_Task_
Scan the records below. List lines holding "rest".

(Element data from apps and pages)

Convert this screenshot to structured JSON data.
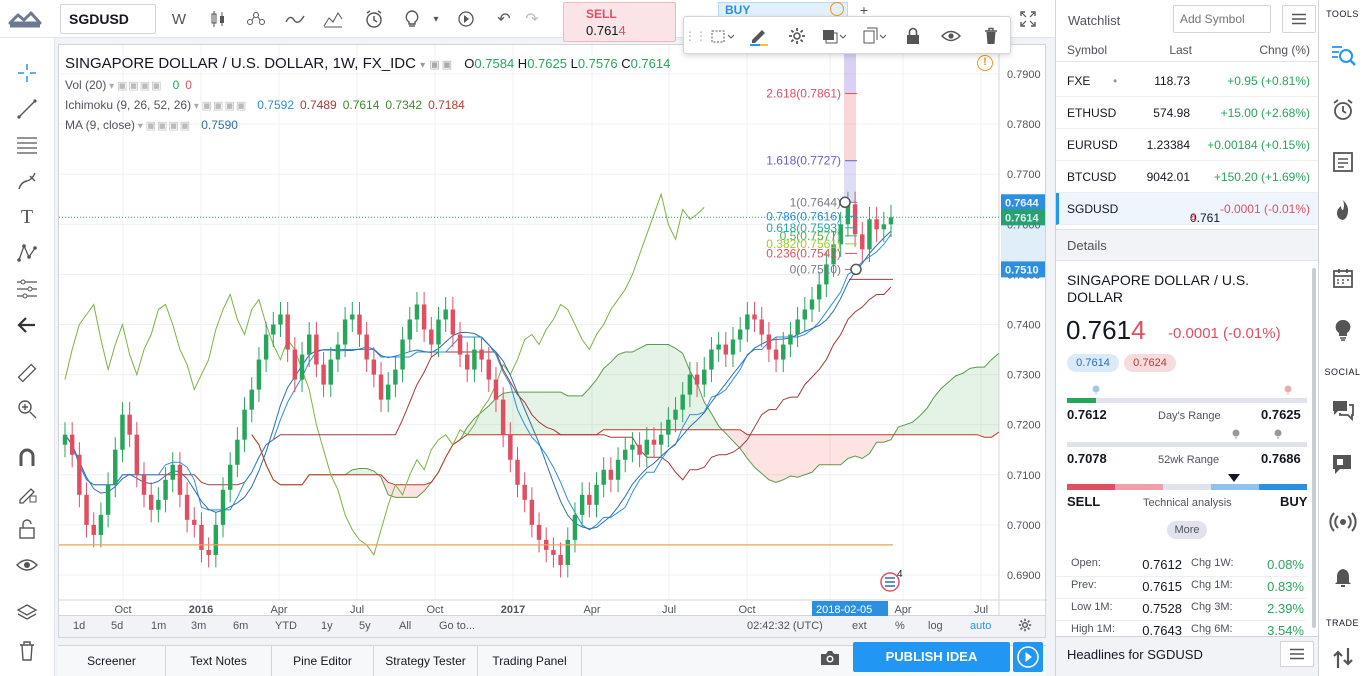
{
  "toolbar": {
    "symbol": "SGDUSD",
    "interval": "W",
    "sell_label": "SELL",
    "sell_price_main": "0.761",
    "sell_price_last": "4",
    "buy_label": "BUY"
  },
  "chart": {
    "title": "SINGAPORE DOLLAR / U.S. DOLLAR, 1W, FX_IDC",
    "ohlc": {
      "o_label": "O",
      "o": "0.7584",
      "h_label": "H",
      "h": "0.7625",
      "l_label": "L",
      "l": "0.7576",
      "c_label": "C",
      "c": "0.7614"
    },
    "indicators": [
      {
        "name": "Vol (20)",
        "values": [
          {
            "v": "0",
            "color": "#26a65b"
          },
          {
            "v": "0",
            "color": "#e04e62"
          }
        ]
      },
      {
        "name": "Ichimoku (9, 26, 52, 26)",
        "values": [
          {
            "v": "0.7592",
            "color": "#2d8fe0"
          },
          {
            "v": "0.7489",
            "color": "#a33a3a"
          },
          {
            "v": "0.7614",
            "color": "#3b8a2c"
          },
          {
            "v": "0.7342",
            "color": "#3b8a2c"
          },
          {
            "v": "0.7184",
            "color": "#c0392b"
          }
        ]
      },
      {
        "name": "MA (9, close)",
        "values": [
          {
            "v": "0.7590",
            "color": "#2d6fb0"
          }
        ]
      }
    ],
    "fib_levels": [
      {
        "label": "2.618(0.7861)",
        "color": "#e04e62"
      },
      {
        "label": "1.618(0.7727)",
        "color": "#6a5bd6"
      },
      {
        "label": "1(0.7644)",
        "color": "#787b86"
      },
      {
        "label": "0.786(0.7616)",
        "color": "#2d8fe0"
      },
      {
        "label": "0.618(0.7593)",
        "color": "#26a69a"
      },
      {
        "label": "0.5(0.7577)",
        "color": "#4caf50"
      },
      {
        "label": "0.382(0.7561)",
        "color": "#9acd32"
      },
      {
        "label": "0.236(0.7542)",
        "color": "#e04e62"
      },
      {
        "label": "0(0.7510)",
        "color": "#787b86"
      }
    ],
    "price_ticks": [
      "0.7900",
      "0.7800",
      "0.7700",
      "0.7600",
      "0.7500",
      "0.7400",
      "0.7300",
      "0.7200",
      "0.7100",
      "0.7000",
      "0.6900"
    ],
    "price_tags": [
      {
        "v": "0.7644",
        "bg": "#2d8fe0"
      },
      {
        "v": "0.7614",
        "bg": "#26a65b"
      },
      {
        "v": "0.7510",
        "bg": "#2d8fe0"
      }
    ],
    "time_ticks": [
      "Oct",
      "2016",
      "Apr",
      "Jul",
      "Oct",
      "2017",
      "Apr",
      "Jul",
      "Oct",
      "2018-02-05",
      "Apr",
      "Jul"
    ],
    "event_badge": "4"
  },
  "chart_data": {
    "type": "candlestick",
    "title": "SINGAPORE DOLLAR / U.S. DOLLAR, 1W, FX_IDC",
    "x_start": "2015-07",
    "x_end": "2018-07",
    "ylim": [
      0.685,
      0.795
    ],
    "close": [
      0.718,
      0.714,
      0.706,
      0.7,
      0.698,
      0.702,
      0.708,
      0.715,
      0.722,
      0.718,
      0.71,
      0.706,
      0.703,
      0.705,
      0.709,
      0.712,
      0.706,
      0.701,
      0.7,
      0.695,
      0.694,
      0.7,
      0.707,
      0.712,
      0.717,
      0.723,
      0.727,
      0.733,
      0.738,
      0.74,
      0.742,
      0.735,
      0.729,
      0.734,
      0.738,
      0.732,
      0.728,
      0.733,
      0.736,
      0.741,
      0.742,
      0.738,
      0.733,
      0.73,
      0.725,
      0.728,
      0.731,
      0.737,
      0.741,
      0.744,
      0.739,
      0.736,
      0.741,
      0.743,
      0.738,
      0.734,
      0.731,
      0.735,
      0.733,
      0.729,
      0.725,
      0.718,
      0.713,
      0.708,
      0.705,
      0.7,
      0.697,
      0.695,
      0.694,
      0.692,
      0.697,
      0.702,
      0.706,
      0.704,
      0.708,
      0.711,
      0.709,
      0.713,
      0.715,
      0.716,
      0.714,
      0.717,
      0.716,
      0.718,
      0.721,
      0.723,
      0.726,
      0.73,
      0.728,
      0.731,
      0.735,
      0.736,
      0.734,
      0.737,
      0.739,
      0.742,
      0.741,
      0.738,
      0.735,
      0.733,
      0.736,
      0.738,
      0.741,
      0.743,
      0.745,
      0.748,
      0.752,
      0.756,
      0.76,
      0.764,
      0.758,
      0.755,
      0.761,
      0.759,
      0.76,
      0.7614
    ],
    "series": [
      {
        "name": "MA (9, close)",
        "color": "#2d6fb0"
      },
      {
        "name": "Ichimoku (9, 26, 52, 26)",
        "color": "#2d8fe0"
      }
    ]
  },
  "range_bar": {
    "ranges": [
      "1d",
      "5d",
      "1m",
      "3m",
      "6m",
      "YTD",
      "1y",
      "5y",
      "All"
    ],
    "goto": "Go to...",
    "clock": "02:42:32 (UTC)",
    "ext": "ext",
    "pct": "%",
    "log": "log",
    "auto": "auto"
  },
  "bottom_tabs": [
    "Screener",
    "Text Notes",
    "Pine Editor",
    "Strategy Tester",
    "Trading Panel"
  ],
  "publish_label": "PUBLISH IDEA",
  "watchlist": {
    "title": "Watchlist",
    "add_placeholder": "Add Symbol",
    "col_symbol": "Symbol",
    "col_last": "Last",
    "col_chng": "Chng (%)",
    "rows": [
      {
        "symbol": "FXE",
        "dot": "•",
        "last": "118.73",
        "chng": "+0.95 (+0.81%)",
        "dir": "pos"
      },
      {
        "symbol": "ETHUSD",
        "dot": "",
        "last": "574.98",
        "chng": "+15.00 (+2.68%)",
        "dir": "pos"
      },
      {
        "symbol": "EURUSD",
        "dot": "",
        "last": "1.23384",
        "chng": "+0.00184 (+0.15%)",
        "dir": "pos"
      },
      {
        "symbol": "BTCUSD",
        "dot": "",
        "last": "9042.01",
        "chng": "+150.20 (+1.69%)",
        "dir": "pos"
      },
      {
        "symbol": "SGDUSD",
        "dot": "",
        "last_main": "0.761",
        "last_tail": "4",
        "chng": "-0.0001 (-0.01%)",
        "dir": "neg"
      }
    ]
  },
  "details": {
    "title": "Details",
    "name": "SINGAPORE DOLLAR / U.S. DOLLAR",
    "price_main": "0.761",
    "price_tail": "4",
    "change": "-0.0001 (-0.01%)",
    "bid": "0.7614",
    "ask": "0.7624",
    "day_low": "0.7612",
    "day_high": "0.7625",
    "day_label": "Day's Range",
    "day_pos": 0.12,
    "wk52_low": "0.7078",
    "wk52_high": "0.7686",
    "wk52_label": "52wk Range",
    "wk52_pos": 0.88,
    "ta_sell": "SELL",
    "ta_label": "Technical analysis",
    "ta_buy": "BUY",
    "more": "More",
    "stats": [
      {
        "k": "Open:",
        "v": "0.7612",
        "ck": "Chg 1W:",
        "cv": "0.08%"
      },
      {
        "k": "Prev:",
        "v": "0.7615",
        "ck": "Chg 1M:",
        "cv": "0.83%"
      },
      {
        "k": "Low 1M:",
        "v": "0.7528",
        "ck": "Chg 3M:",
        "cv": "2.39%"
      },
      {
        "k": "High 1M:",
        "v": "0.7643",
        "ck": "Chg 6M:",
        "cv": "3.54%"
      }
    ],
    "headlines": "Headlines for SGDUSD"
  },
  "right_toolbar": {
    "tools_label": "TOOLS",
    "social_label": "SOCIAL",
    "trade_label": "TRADE"
  }
}
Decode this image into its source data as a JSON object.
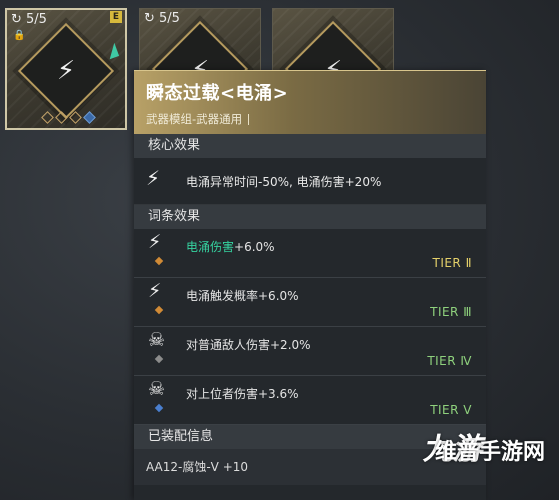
{
  "slots": [
    {
      "count": "5/5",
      "equipped_badge": "E",
      "icon": "surge-lightning-icon",
      "locked": true
    },
    {
      "count": "5/5",
      "icon": "surge-lightning-icon"
    },
    {
      "icon": "surge-lightning-icon"
    }
  ],
  "panel": {
    "title": "瞬态过载<电涌>",
    "subtitle": "武器模组-武器通用",
    "core_section": "核心效果",
    "core_effect": "电涌异常时间-50%, 电涌伤害+20%",
    "entries_section": "词条效果",
    "entries": [
      {
        "highlight": "电涌伤害",
        "rest": "+6.0%",
        "tier": "TIER Ⅱ",
        "gem": "orange"
      },
      {
        "highlight": "",
        "rest": "电涌触发概率+6.0%",
        "tier": "TIER Ⅲ",
        "gem": "orange"
      },
      {
        "highlight": "",
        "rest": "对普通敌人伤害+2.0%",
        "tier": "TIER Ⅳ",
        "gem": "gray"
      },
      {
        "highlight": "",
        "rest": "对上位者伤害+3.6%",
        "tier": "TIER Ⅴ",
        "gem": "blue"
      }
    ],
    "equip_section": "已装配信息",
    "equip_value": "AA12-腐蚀-V +10"
  },
  "watermark": {
    "logo": "九游",
    "site": "维普手游网"
  },
  "colors": {
    "highlight": "#35d3a0",
    "header_gold": "#b8a167",
    "tier_green": "#8fd27d"
  }
}
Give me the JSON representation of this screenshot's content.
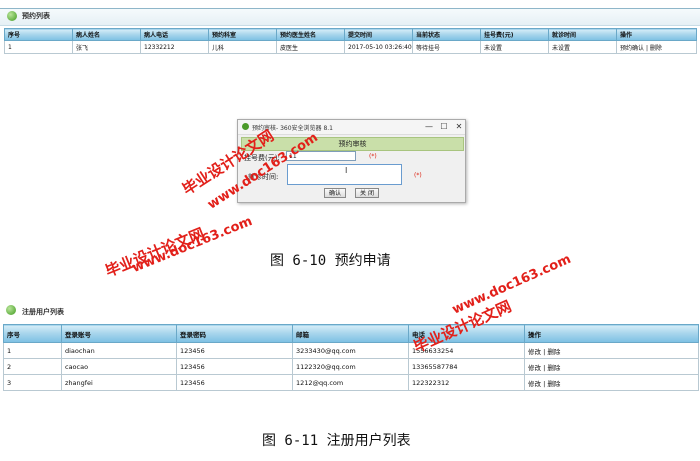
{
  "list1": {
    "title": "预约列表",
    "columns": [
      "序号",
      "病人姓名",
      "病人电话",
      "预约科室",
      "预约医生姓名",
      "提交时间",
      "当前状态",
      "挂号费(元)",
      "就诊时间",
      "操作"
    ],
    "rows": [
      {
        "no": "1",
        "name": "张飞",
        "phone": "12332212",
        "dept": "儿科",
        "doctor": "皮医生",
        "time": "2017-05-10 03:26:40",
        "status": "等待挂号",
        "fee": "未设置",
        "visit": "未设置",
        "op1": "预约确认",
        "sep": "|",
        "op2": "删除"
      }
    ]
  },
  "popup": {
    "title": "预约审核",
    "title_extra": "- 360安全浏览器 8.1",
    "min_glyph": "—",
    "max_glyph": "☐",
    "close_glyph": "✕",
    "header": "预约审核",
    "fee_label": "挂号费(元):",
    "fee_value": "11",
    "fee_required": "(*)",
    "time_label": "就诊时间:",
    "time_required": "(*)",
    "confirm_label": "确认",
    "close_label": "关 闭",
    "cursor": "I"
  },
  "caption1": "图 6-10 预约申请",
  "list2": {
    "title": "注册用户列表",
    "columns": [
      "序号",
      "登录账号",
      "登录密码",
      "邮箱",
      "电话",
      "操作"
    ],
    "rows": [
      {
        "no": "1",
        "account": "diaochan",
        "password": "123456",
        "email": "3233430@qq.com",
        "phone": "1556633254",
        "op1": "修改",
        "sep": "|",
        "op2": "删除"
      },
      {
        "no": "2",
        "account": "caocao",
        "password": "123456",
        "email": "1122320@qq.com",
        "phone": "13365587784",
        "op1": "修改",
        "sep": "|",
        "op2": "删除"
      },
      {
        "no": "3",
        "account": "zhangfei",
        "password": "123456",
        "email": "1212@qq.com",
        "phone": "122322312",
        "op1": "修改",
        "sep": "|",
        "op2": "删除"
      }
    ]
  },
  "caption2": "图 6-11 注册用户列表",
  "watermark": {
    "cn": "毕业设计论文网",
    "url": "www.doc163.com",
    "color": "#e2201a"
  }
}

_Output of the task_
        "rest": "+6.0%",
        "rest": "电涌触发概率+6.0%",
        "rest": "对普通敌人伤害+2.0%",
        "rest": "对上位者伤害+3.6%",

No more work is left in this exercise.